One of the unexpected aspects of the book that I appreciated was a series of flashbacks of Harry's memories under Justin DuMorne. Harry has the noir hero's prerequisite dark and tragic past; in his case, he was orphaned and raised by the sadistic DuMorne. Throughout the series, Harry mentions DuMorne only briefly, but this is the first time we have flashbacks to Harry's childhood. Butcher does a fantastic job capturing the child Harry's desperate desire for approbation and affection. There is a heartbreaking, twisted poignancy in the child Harry's admiring description of Justin DuMorne as "cool" because Justin only warns him once about a mistake or bad behavior before using violence to make his point. The disconnect between the actions Harry describes, which show Justin to be cruel and cold, and Harry's eager admiration, is an accurate and haunting portrait of a destructive parental relationship. We also see the moment when Harry learns to use fire, and, as a reward, Justin gives him a gift: a baseball mitt. Given that Harry's lessons in shielding occurred around that age and involved high-speed baseballs, this ending of the scene, Justin's assurance that Harry will "find baseball a rewarding experience" has a sick, twisted, and fantastic irony.
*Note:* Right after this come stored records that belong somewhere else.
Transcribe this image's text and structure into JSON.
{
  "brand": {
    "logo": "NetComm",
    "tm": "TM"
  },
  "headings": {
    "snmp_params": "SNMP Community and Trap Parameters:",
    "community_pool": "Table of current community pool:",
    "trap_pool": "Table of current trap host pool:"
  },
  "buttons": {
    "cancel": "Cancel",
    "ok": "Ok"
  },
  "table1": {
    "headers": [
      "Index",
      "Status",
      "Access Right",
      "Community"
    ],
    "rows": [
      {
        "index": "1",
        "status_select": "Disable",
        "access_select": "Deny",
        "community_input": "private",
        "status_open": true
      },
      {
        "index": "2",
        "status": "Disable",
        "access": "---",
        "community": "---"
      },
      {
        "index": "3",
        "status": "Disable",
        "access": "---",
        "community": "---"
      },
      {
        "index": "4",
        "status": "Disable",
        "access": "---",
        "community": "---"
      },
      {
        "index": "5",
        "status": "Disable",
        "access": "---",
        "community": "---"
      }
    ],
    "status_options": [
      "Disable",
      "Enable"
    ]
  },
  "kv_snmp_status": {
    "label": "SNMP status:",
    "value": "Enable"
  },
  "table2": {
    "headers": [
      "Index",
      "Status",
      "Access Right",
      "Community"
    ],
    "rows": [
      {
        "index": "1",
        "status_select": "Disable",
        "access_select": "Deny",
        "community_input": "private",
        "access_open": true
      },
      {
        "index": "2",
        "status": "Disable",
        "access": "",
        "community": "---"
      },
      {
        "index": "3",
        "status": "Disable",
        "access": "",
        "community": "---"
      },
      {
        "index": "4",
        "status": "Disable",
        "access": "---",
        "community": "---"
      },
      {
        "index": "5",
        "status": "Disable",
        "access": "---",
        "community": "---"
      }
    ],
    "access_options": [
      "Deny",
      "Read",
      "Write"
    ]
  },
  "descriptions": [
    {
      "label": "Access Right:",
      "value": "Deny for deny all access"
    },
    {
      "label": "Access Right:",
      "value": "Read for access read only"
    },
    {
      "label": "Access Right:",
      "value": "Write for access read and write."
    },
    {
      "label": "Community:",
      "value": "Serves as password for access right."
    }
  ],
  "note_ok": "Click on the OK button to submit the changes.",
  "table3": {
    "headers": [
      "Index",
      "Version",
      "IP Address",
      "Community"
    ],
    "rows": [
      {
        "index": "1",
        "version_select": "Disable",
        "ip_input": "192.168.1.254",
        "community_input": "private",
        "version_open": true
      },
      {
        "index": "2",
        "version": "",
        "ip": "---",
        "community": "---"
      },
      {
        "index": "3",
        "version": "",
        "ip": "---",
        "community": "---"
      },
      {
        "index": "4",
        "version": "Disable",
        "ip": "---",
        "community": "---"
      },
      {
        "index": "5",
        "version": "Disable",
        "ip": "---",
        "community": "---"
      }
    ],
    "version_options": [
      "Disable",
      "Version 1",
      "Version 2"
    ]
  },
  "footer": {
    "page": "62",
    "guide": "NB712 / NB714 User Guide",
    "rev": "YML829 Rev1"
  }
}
I didn't particularly enjoy the innumerable pop-culture references embedded in the text, and I'm pretty sure I didn't catch most of them. Although fun occasionally, they were somewhat overused in this book. I also have the tendency with all of the Dresden Files books of simply ignoring the aspects that irritate me--usually they are peripheral enough that it doesn't matter. These include the oversexualized descriptions of women, the cringeworthy depictions of Native American culture, and some rather awful African-American stereotypes. This time, I had to add the entire Thomas/Justine scene. I'm just ignoring its existence. I'm happier that way.

My biggest issue came at the end of the book; no spoilers, but it felt to me like a it brushed aside the powerful moral ambiguity that gave so much potency to both Changes and Ghost Story. Even with this, I felt the book deserved a 5 because I have hope it's not a final, tidy "solution" to the questions brought up in the two stories.

Overall, I found the book heartbreaking, poignant, and hilarious, and greatly enjoyed the opportunity to see Harry divested of his power and influence and forced into self-analysis. My favorite aspect of the Dresden novels are the side characters, and it was hard to see them hurt and altered. However, I hope that Butcher explore the issues of responsibility and consequences brought up in the book and not use fate, destiny, or higher powers as an excuse for his characters' actions.